Top of DATA UNDER STUDY

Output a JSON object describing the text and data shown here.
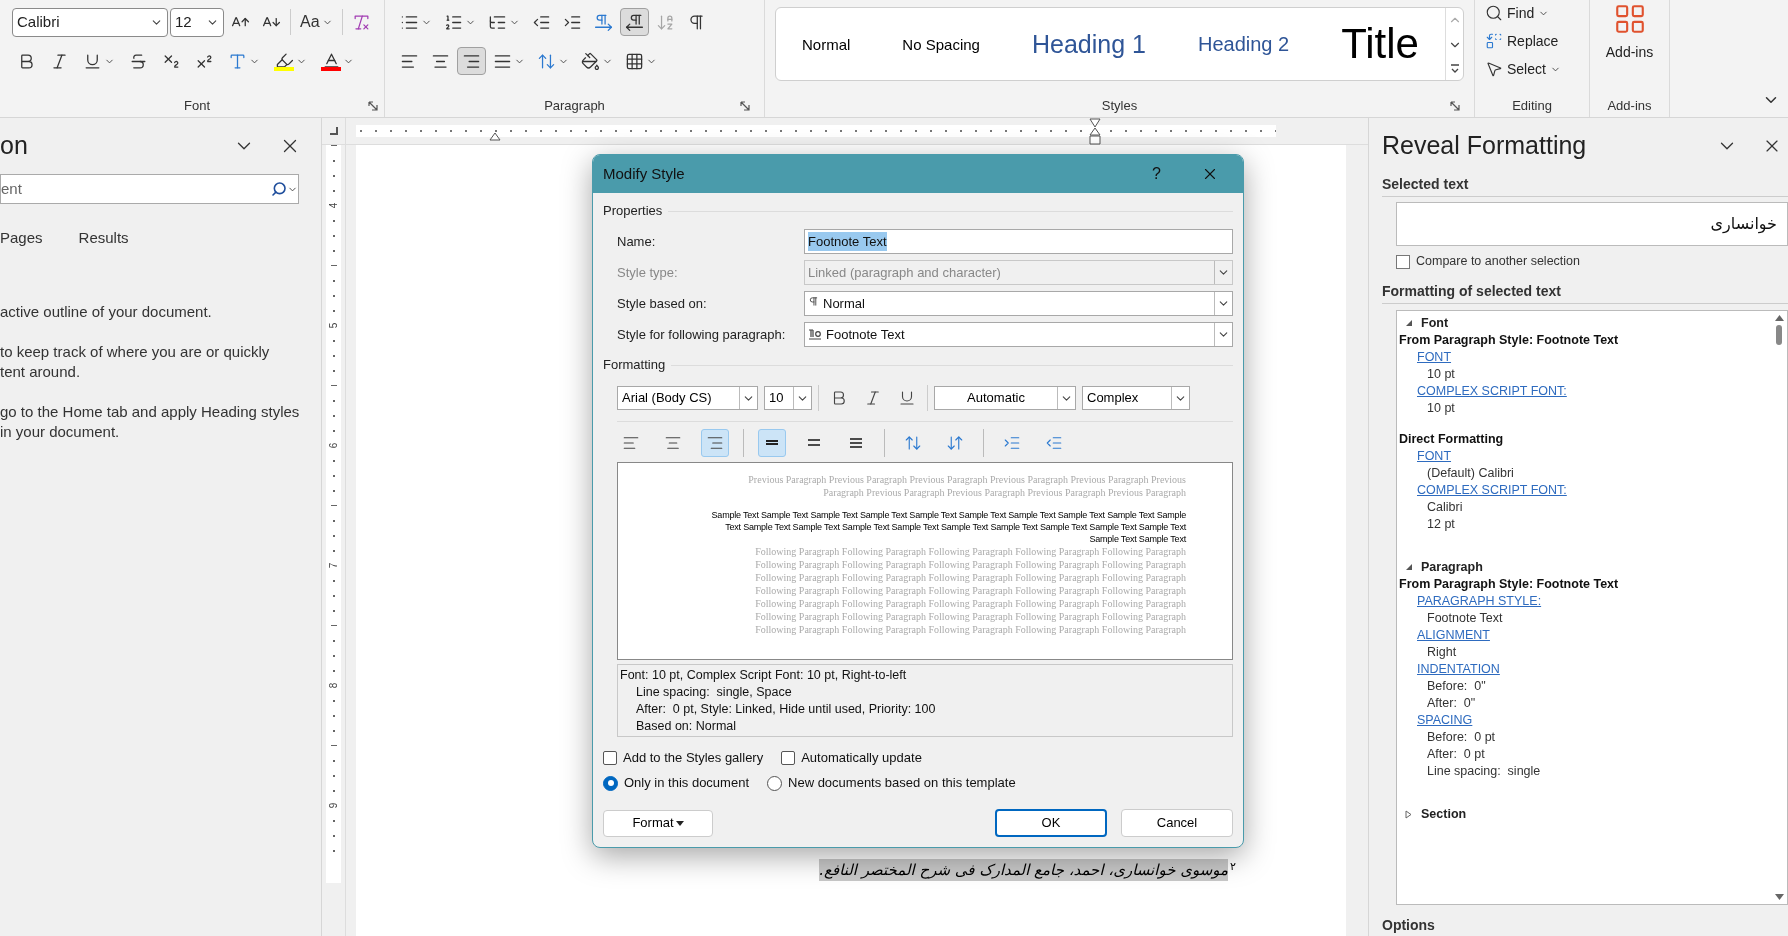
{
  "ribbon": {
    "font": {
      "label": "Font",
      "font_name": "Calibri",
      "font_size": "12",
      "row1": [
        {
          "kind": "grow",
          "dropdown": false
        },
        {
          "kind": "shrink",
          "dropdown": false
        },
        {
          "kind": "case",
          "label": "Aa",
          "dropdown": true
        },
        {
          "kind": "clear",
          "dropdown": false
        }
      ],
      "row2": [
        {
          "kind": "bold",
          "dropdown": false
        },
        {
          "kind": "italic",
          "dropdown": false
        },
        {
          "kind": "underline",
          "dropdown": true
        },
        {
          "kind": "strike",
          "dropdown": false
        },
        {
          "kind": "subscript",
          "dropdown": false
        },
        {
          "kind": "superscript",
          "dropdown": false
        },
        {
          "kind": "effects",
          "dropdown": true
        },
        {
          "kind": "highlight",
          "dropdown": true,
          "color": "#ffff00"
        },
        {
          "kind": "font-color",
          "dropdown": true,
          "color": "#ff0000"
        }
      ]
    },
    "paragraph": {
      "label": "Paragraph",
      "row1": [
        {
          "kind": "bullets",
          "dropdown": true,
          "selected": false,
          "disabled": false
        },
        {
          "kind": "numbering",
          "dropdown": true,
          "selected": false,
          "disabled": false
        },
        {
          "kind": "multilevel",
          "dropdown": true,
          "selected": false,
          "disabled": false
        },
        {
          "kind": "outdent",
          "dropdown": false,
          "selected": false,
          "disabled": false
        },
        {
          "kind": "indent",
          "dropdown": false,
          "selected": false,
          "disabled": false
        },
        {
          "kind": "ltr",
          "dropdown": false,
          "selected": false,
          "disabled": false
        },
        {
          "kind": "rtl",
          "dropdown": false,
          "selected": true,
          "disabled": false
        },
        {
          "kind": "sort",
          "dropdown": false,
          "selected": false,
          "disabled": true
        },
        {
          "kind": "marks",
          "dropdown": false,
          "selected": false,
          "disabled": false
        }
      ],
      "row2": [
        {
          "kind": "align-left",
          "dropdown": false,
          "selected": false,
          "disabled": false
        },
        {
          "kind": "align-center",
          "dropdown": false,
          "selected": false,
          "disabled": false
        },
        {
          "kind": "align-right",
          "dropdown": false,
          "selected": true,
          "disabled": false
        },
        {
          "kind": "justify",
          "dropdown": true,
          "selected": false,
          "disabled": false
        },
        {
          "kind": "line-spacing",
          "dropdown": true,
          "selected": false,
          "disabled": false
        },
        {
          "kind": "shading",
          "dropdown": true,
          "selected": false,
          "disabled": false
        },
        {
          "kind": "borders",
          "dropdown": true,
          "selected": false,
          "disabled": false
        }
      ]
    },
    "styles": {
      "label": "Styles",
      "items": [
        {
          "name": "Normal",
          "kind": "normal"
        },
        {
          "name": "No Spacing",
          "kind": "normal"
        },
        {
          "name": "Heading 1",
          "kind": "heading1"
        },
        {
          "name": "Heading 2",
          "kind": "heading2"
        },
        {
          "name": "Title",
          "kind": "title"
        }
      ]
    },
    "editing": {
      "label": "Editing",
      "items": [
        {
          "kind": "find",
          "label": "Find",
          "dropdown": true
        },
        {
          "kind": "replace",
          "label": "Replace",
          "dropdown": false
        },
        {
          "kind": "select",
          "label": "Select",
          "dropdown": true
        }
      ]
    },
    "addins": {
      "label": "Add-ins",
      "button": "Add-ins"
    }
  },
  "nav_pane": {
    "title": "on",
    "search_placeholder": "ent",
    "tabs": [
      {
        "label": "Pages"
      },
      {
        "label": "Results"
      }
    ],
    "paragraphs": [
      [
        "active outline of your document."
      ],
      [
        "to keep track of where you are or quickly",
        "tent around."
      ],
      [
        "go to the Home tab and apply Heading styles",
        "in your document."
      ]
    ]
  },
  "vertical_ruler": [
    "4",
    "5",
    "6",
    "7",
    "8",
    "9"
  ],
  "document": {
    "footnote_marker": "۲",
    "footnote_text": "موسوی خوانساری، احمد، جامع المدارک فی شرح المختصر النافع."
  },
  "dialog": {
    "title": "Modify Style",
    "help": "?",
    "properties_label": "Properties",
    "properties": [
      {
        "label": "Name:",
        "value": "Footnote Text",
        "kind": "text",
        "disabled": false,
        "selected": true
      },
      {
        "label": "Style type:",
        "value": "Linked (paragraph and character)",
        "kind": "dropdown",
        "disabled": true,
        "selected": false
      },
      {
        "label": "Style based on:",
        "value": "Normal",
        "kind": "paragraph-style",
        "disabled": false,
        "selected": false
      },
      {
        "label": "Style for following paragraph:",
        "value": "Footnote Text",
        "kind": "linked-style",
        "disabled": false,
        "selected": false
      }
    ],
    "formatting_label": "Formatting",
    "font": "Arial (Body CS)",
    "size": "10",
    "font_color": "Automatic",
    "script": "Complex",
    "text_tools": [
      {
        "kind": "bold",
        "selected": false
      },
      {
        "kind": "italic",
        "selected": false
      },
      {
        "kind": "underline",
        "selected": false
      }
    ],
    "paragraph_tools": [
      [
        {
          "kind": "align-left",
          "selected": false
        },
        {
          "kind": "align-center",
          "selected": false
        },
        {
          "kind": "align-right",
          "selected": true
        }
      ],
      [
        {
          "kind": "single",
          "selected": true
        },
        {
          "kind": "one-half",
          "selected": false
        },
        {
          "kind": "double",
          "selected": false
        }
      ],
      [
        {
          "kind": "space-increase",
          "selected": false
        },
        {
          "kind": "space-decrease",
          "selected": false
        }
      ],
      [
        {
          "kind": "indent-increase",
          "selected": false
        },
        {
          "kind": "indent-decrease",
          "selected": false
        }
      ]
    ],
    "preview": {
      "previous": [
        "Previous Paragraph Previous Paragraph Previous Paragraph Previous Paragraph Previous Paragraph Previous",
        "Paragraph Previous Paragraph Previous Paragraph Previous Paragraph Previous Paragraph"
      ],
      "sample": [
        "Sample Text Sample Text Sample Text Sample Text Sample Text Sample Text Sample Text Sample Text Sample Text Sample",
        "Text Sample Text Sample Text Sample Text Sample Text Sample Text Sample Text Sample Text Sample Text Sample Text",
        "Sample Text Sample Text"
      ],
      "following": [
        "Following Paragraph Following Paragraph Following Paragraph Following Paragraph Following Paragraph",
        "Following Paragraph Following Paragraph Following Paragraph Following Paragraph Following Paragraph",
        "Following Paragraph Following Paragraph Following Paragraph Following Paragraph Following Paragraph",
        "Following Paragraph Following Paragraph Following Paragraph Following Paragraph Following Paragraph",
        "Following Paragraph Following Paragraph Following Paragraph Following Paragraph Following Paragraph",
        "Following Paragraph Following Paragraph Following Paragraph Following Paragraph Following Paragraph",
        "Following Paragraph Following Paragraph Following Paragraph Following Paragraph Following Paragraph"
      ]
    },
    "description": [
      "Font: 10 pt, Complex Script Font: 10 pt, Right-to-left",
      "Line spacing:  single, Space",
      "After:  0 pt, Style: Linked, Hide until used, Priority: 100",
      "Based on: Normal"
    ],
    "checkboxes": [
      {
        "label": "Add to the Styles gallery",
        "checked": false
      },
      {
        "label": "Automatically update",
        "checked": false
      }
    ],
    "radios": [
      {
        "label": "Only in this document",
        "selected": true
      },
      {
        "label": "New documents based on this template",
        "selected": false
      }
    ],
    "format_button": "Format",
    "ok": "OK",
    "cancel": "Cancel"
  },
  "reveal_pane": {
    "title": "Reveal Formatting",
    "selected_label": "Selected text",
    "selected_text": "خوانساری",
    "compare": {
      "label": "Compare to another selection",
      "checked": false
    },
    "formatting_label": "Formatting of selected text",
    "sections": [
      {
        "title": "Font",
        "expanded": true,
        "groups": [
          {
            "heading": "From Paragraph Style: Footnote Text",
            "items": [
              {
                "link": "FONT",
                "values": [
                  "10 pt"
                ]
              },
              {
                "link": "COMPLEX SCRIPT FONT:",
                "values": [
                  "10 pt"
                ]
              }
            ]
          },
          {
            "heading": "Direct Formatting",
            "items": [
              {
                "link": "FONT",
                "values": [
                  "(Default) Calibri"
                ]
              },
              {
                "link": "COMPLEX SCRIPT FONT:",
                "values": [
                  "Calibri",
                  "12 pt"
                ]
              }
            ]
          }
        ]
      },
      {
        "title": "Paragraph",
        "expanded": true,
        "groups": [
          {
            "heading": "From Paragraph Style: Footnote Text",
            "items": [
              {
                "link": "PARAGRAPH STYLE:",
                "values": [
                  "Footnote Text"
                ]
              },
              {
                "link": "ALIGNMENT",
                "values": [
                  "Right"
                ]
              },
              {
                "link": "INDENTATION",
                "values": [
                  "Before:  0\"",
                  "After:  0\""
                ]
              },
              {
                "link": "SPACING",
                "values": [
                  "Before:  0 pt",
                  "After:  0 pt",
                  "Line spacing:  single"
                ]
              }
            ]
          }
        ]
      },
      {
        "title": "Section",
        "expanded": false
      }
    ],
    "options": "Options"
  }
}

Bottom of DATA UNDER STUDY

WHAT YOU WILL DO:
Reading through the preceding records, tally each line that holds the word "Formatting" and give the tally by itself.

ANSWER SPACE:
4